By Chris Putnam
Three faculty members of the University of Saskatchewan’s College of Arts and Science are among this year’s winners of scholarly writing awards from the Canadian Historical Association (CHA).
In June, the CHA announced the recipients of awards from its affiliated committees. They include Dr. Ashleigh Androsoff (PhD), Dr. Valerie Korinek (PhD) and Dr. Sarah Nickel (PhD).
Ashleigh Androsoff: The Hilda Neatby Prize in Women’s and Gender History
Androsoff, an assistant professor in the Department of History, received the Hilda Neatby Prize in Women’s and Gender History for her article “The Trouble with Teamwork: Doukhobor Women’s Plow Pulling in Western Canada, 1899” in The Canadian Historical Review. The award was presented by the CHA and the Canadian Committee in Women's History.
In her article, Androsoff analyzes pictures from 1899 of Doukhobor women in Canada performing intense physical labour. Androsoff demonstrates how the women’s work challenged assumptions of settler experiences in the West.
A scholar of Western Canadian history, Androsoff has completed several projects examining and preserving the history of the Doukhobors in Canada.
“The Doukhobors are actually a very useful case study for Canadian history,” said Androsoff in a 2019 interview. “They’re very interesting in their own right—they’ve had a very storied history in Canada and in Russia—but they’re also really useful for us to study to gain insight into how Canada has treated ethnic and religious minorities over the 20th and 21st century.”

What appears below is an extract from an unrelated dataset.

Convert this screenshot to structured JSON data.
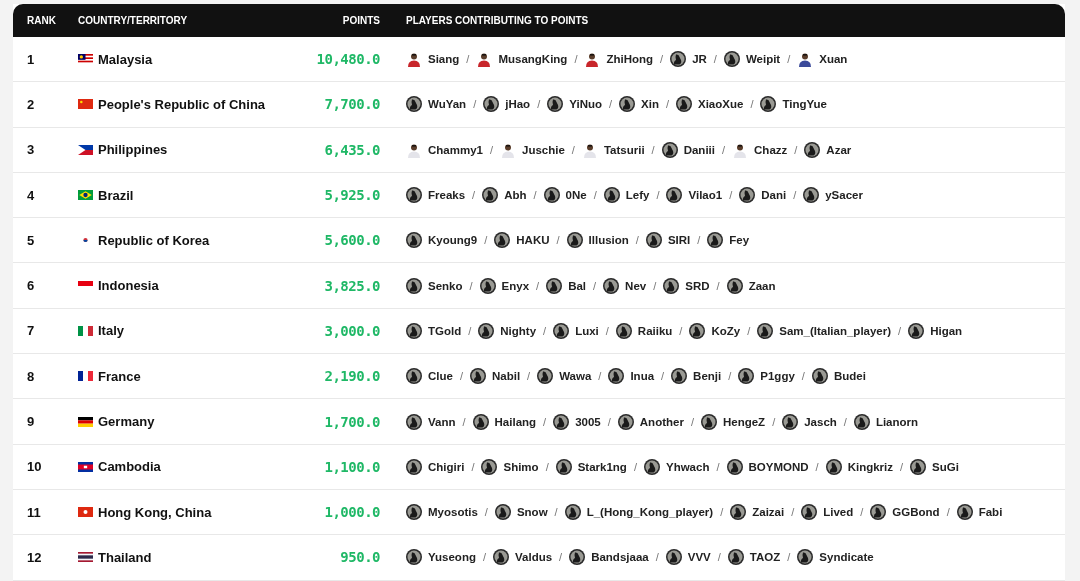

Valerie Korinek: The CCWH English-Language Book Prize in Women's and Gender History
Korinek, a professor in the Department of History and vice-dean faculty relations for the College of Arts and Science, received the English-Language Book Prize for her 2018 book, Prairie Fairies: A History of Queer Communities and People in Western Canada, 1930–1985.
The prize is presented every two years on behalf of the Canadian Committee on Women’s and Gender History (CCWH).

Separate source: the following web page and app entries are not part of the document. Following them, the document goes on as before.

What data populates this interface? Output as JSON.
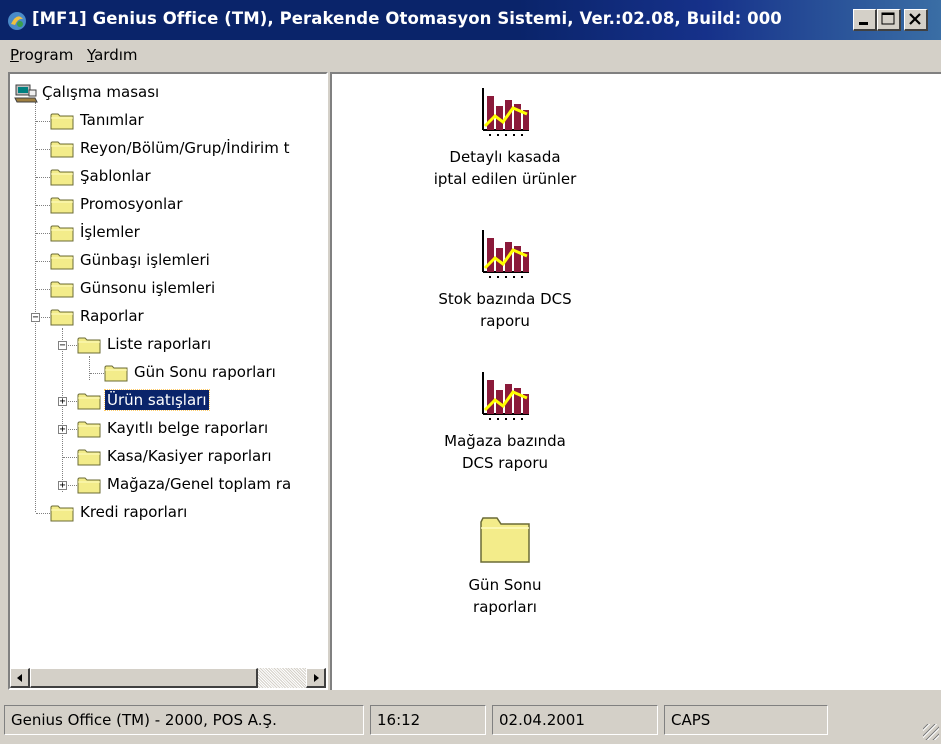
{
  "window": {
    "title": "[MF1] Genius Office (TM), Perakende Otomasyon Sistemi, Ver.:02.08, Build: 000"
  },
  "menu": {
    "items": [
      {
        "label": "Program",
        "access_key": "P"
      },
      {
        "label": "Yardım",
        "access_key": "Y"
      }
    ]
  },
  "tree": {
    "root": "Çalışma masası",
    "nodes": [
      {
        "label": "Tanımlar"
      },
      {
        "label": "Reyon/Bölüm/Grup/İndirim t"
      },
      {
        "label": "Şablonlar"
      },
      {
        "label": "Promosyonlar"
      },
      {
        "label": "İşlemler"
      },
      {
        "label": "Günbaşı işlemleri"
      },
      {
        "label": "Günsonu işlemleri"
      },
      {
        "label": "Raporlar",
        "expanded": true
      },
      {
        "label": "Liste raporları",
        "expanded": true
      },
      {
        "label": "Gün Sonu raporları"
      },
      {
        "label": "Ürün satışları",
        "selected": true,
        "collapsed": true
      },
      {
        "label": "Kayıtlı belge raporları",
        "collapsed": true
      },
      {
        "label": "Kasa/Kasiyer raporları"
      },
      {
        "label": "Mağaza/Genel toplam ra",
        "collapsed": true
      },
      {
        "label": "Kredi raporları"
      }
    ]
  },
  "content": {
    "items": [
      {
        "line1": "Detaylı kasada",
        "line2": "iptal edilen ürünler",
        "icon": "report-chart-icon"
      },
      {
        "line1": "Stok bazında DCS",
        "line2": "raporu",
        "icon": "report-chart-icon"
      },
      {
        "line1": "Mağaza bazında",
        "line2": "DCS raporu",
        "icon": "report-chart-icon"
      },
      {
        "line1": "Gün Sonu",
        "line2": "raporları",
        "icon": "folder-icon"
      }
    ]
  },
  "status": {
    "app": "Genius Office (TM) - 2000, POS A.Ş.",
    "time": "16:12",
    "date": "02.04.2001",
    "caps": "CAPS"
  },
  "colors": {
    "title_bar": "#0a246a",
    "selection": "#0a246a",
    "folder": "#f3ec8a",
    "chart_bar": "#8b1a3a",
    "chart_line": "#ffff00"
  }
}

Drawing on oral, archival and cultural histories, Prairie Fairies reconstructs the experiences of queer urban and rural people on the prairies with a focus on the cities of Saskatoon, Regina, Winnipeg, Edmonton and Calgary.
“It was important to write Prairie Fairies so this history was known—outside of the community of individuals who participated in this world, very few knew these histories—and I hope prairie queer people will never be excluded from prairie histories again,” said Korinek in a 2019 interview.
Previous honours for Korinek’s book include a Clio Prize from the CHA, a Saskatchewan Book Award and the CSN-RÉC Book Prize.
Sarah Nickel: The Indigenous History Book Prize
Nickel, an assistant professor in the Department of Indigenous Studies, received the 2020 Indigenous History Book Prize presented by the CHA on behalf of the Indigenous History Group.
The award recognizes Nickel’s 2019 book, Assembling Unity: Indigenous Politics, Gender, and the Union of BC Indian Chiefs, in which she examines political activism by Indigenous people in British Columbia between the 1960s and 1980s, using the Union of BC Indian Chiefs as a case study.
“For me, the organization—which is still active today—provided a unique opportunity to explore the modern B.C. Indigenous rights movement using this organization as an anchor point,” said Nickel in an interview this April.
Assembling Unity was also shortlisted for the CHA’s Best Scholarly Book in Canadian History Prize and received an honourable mention for the Book Prize of the Political History Group, another CHA-affiliated committee.